Chiral molecules cannot be superimposed on their mirror image and such stereoisomeric pairs are referred to as enantiomers. To date, most research on chiral compounds has been based on the incorrect assumption that enantiomers have identical environmental behaviour. The chance of under- or overestimation of toxicity during environmental risk assessment is therefore high as enantiomers differ in their biological properties. Environmental sample matrices are also highly complex and diverse in nature. To resolve these issues, scientists of the CVME (Chiral veterinary medicines in the environment) project investigated the enantioselective toxicity of chiral pharmaceuticals of environmental relevance. The researchers developed and validated three multi-residue analytical methods based on sample microextraction techniques and liquid chromatography-mass spectrometry to quantify chiral drugs and their metabolites. The drugs included analytes such as amoxicillin, ampicillin, carprofen and methylprednisolone that are used for veterinary and human treatment. Furthermore, researchers developed three more multi-residue analytical methods that show great promise for applications involving environmental chiral analysis. Researchers included environmental samples from influents, effluent wastewater and activated sludge for their exhaustive study on the environmental impact and persistence of selected chiral drugs. In addition, they also collected samples over a six-month period to get an overview of the environmental fate of chiral drugs and identify the pollution hotspots. Study outcomes sound an alarm as they revealed that several targeted chiral drugs are widespread in the environment with varying levels of ecotoxicity. These findings underscore the need for further studies to fully elucidate the environmental impact of chiral drugs and develop better regulatory standards for accurate environmental risk assessment.

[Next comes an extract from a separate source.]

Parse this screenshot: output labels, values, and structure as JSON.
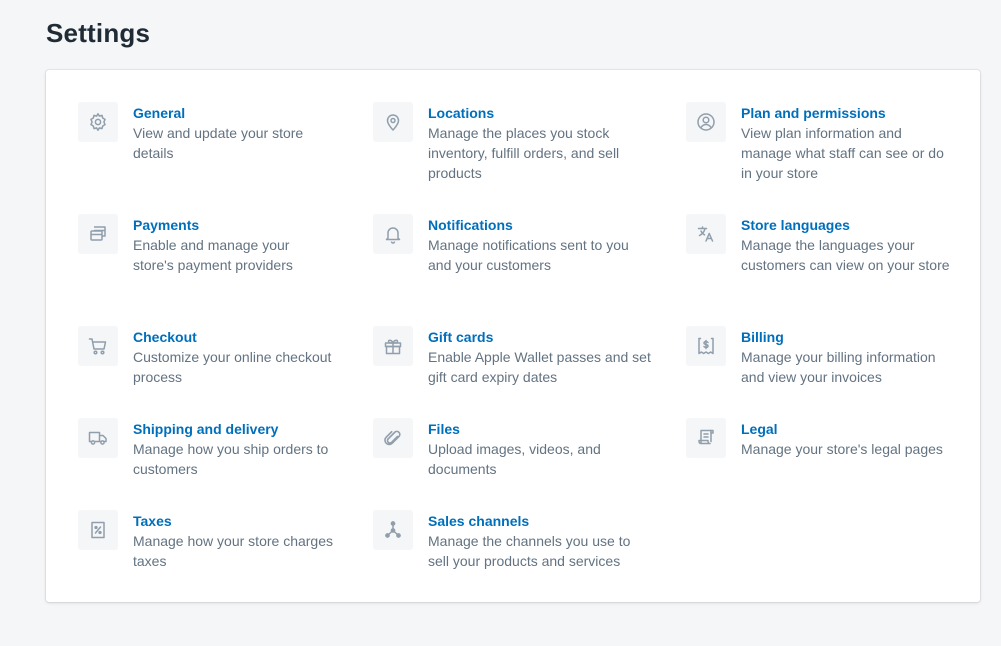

Chiral medicines, toxicity, enantiomer, CVME, multi-residue analytical methods